Greenock Creek Apricot Block Shiraz 2020
On the nose there are pretty florals interwoven through the dark fruits, with hints of stone fruit kernel. The palate is rich and creamy, the powerful fruit profile resplendent with concentrated dark plums, and touches of sauteed stone fruit and bitter dark chocolate. There are some lovely graphite like fine tannins that support the intense fruit flavor profile down the full length of the palate.
Named for an old orchard which was removed (along with 500 tons of bluestone) to make way for vines planted in 1995, the Apricot Block sits on an east facing slope rising up from an old creek bed that intersects our Roennfeldt Road vineyards. The site is beautifully exposed to the soft morning sun, and benefits from late afternoon shade and cooling south easterly gully breezes. The upper sections of the block are laden with hard quartz, granite and bluestone, with the lower sections on silty, sandy loams. These contrasts in the geological structure of the block create a wine that is at once firmly structured, but also showing a generous, plush fruit profile. In a typical year, we anticipate yields of around 1 to 1.5 ton per acre. Cellaring recommendation: 15 years+
96 pts Andrew Caillard MW, The Vintage Journal

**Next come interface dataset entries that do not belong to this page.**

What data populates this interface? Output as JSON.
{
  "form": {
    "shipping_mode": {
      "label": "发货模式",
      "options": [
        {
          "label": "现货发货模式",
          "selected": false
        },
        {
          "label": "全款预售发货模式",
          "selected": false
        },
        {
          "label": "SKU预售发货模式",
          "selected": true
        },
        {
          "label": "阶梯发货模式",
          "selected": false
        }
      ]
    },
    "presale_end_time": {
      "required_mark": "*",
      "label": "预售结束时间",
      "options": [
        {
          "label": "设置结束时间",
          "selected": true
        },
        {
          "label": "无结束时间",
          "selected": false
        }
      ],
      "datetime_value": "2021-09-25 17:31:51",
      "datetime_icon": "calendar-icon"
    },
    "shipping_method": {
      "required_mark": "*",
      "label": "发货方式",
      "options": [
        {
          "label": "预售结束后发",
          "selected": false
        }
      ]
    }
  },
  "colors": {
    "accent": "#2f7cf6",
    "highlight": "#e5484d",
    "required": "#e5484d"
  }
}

The fruit was hand-picked on February 26, destemmed and then gravity fed to open, slate lined fermenters (kept underground, to help keep ferments under 75ºF). Most GC wines are on skins for 7-10 days, where pump-over occurs 3 times daily, with a soft splash technique. The aim is for soft, integrated tannins rather than grippy tannin profiles. Malolactic fermentation is started 2 days into the alcoholic fermentation in order to have this completed early in the process. A 3T basket press is used for all the pressing – it has traditional wooden slates that are wax coated yearly. Pressing time is fairly brief – in order to refrain from drawing bitter tasting juice. Free-run juice, along with pressings are then gravity feed into 5000L underground tank to be combined with the drained off juice. This is then transferred to SS tanks for 2 days, to settle the heavy lees. Following this, the wine is sent to barrel to be matured for 20 months in 15% tight grained new French and a balance of seasoned American oak hogsheads. The wine is then bottled, unfiltered and unfined.
Pre-veraison conditions were hot and very dry, with high winds at flowering decimating yields to an all-time low. Good rains at the end of January, and cooler than average ripening and harvest conditions produced a very low yield of small berried fruit, producing intensely flavored wines with firm tannin lines.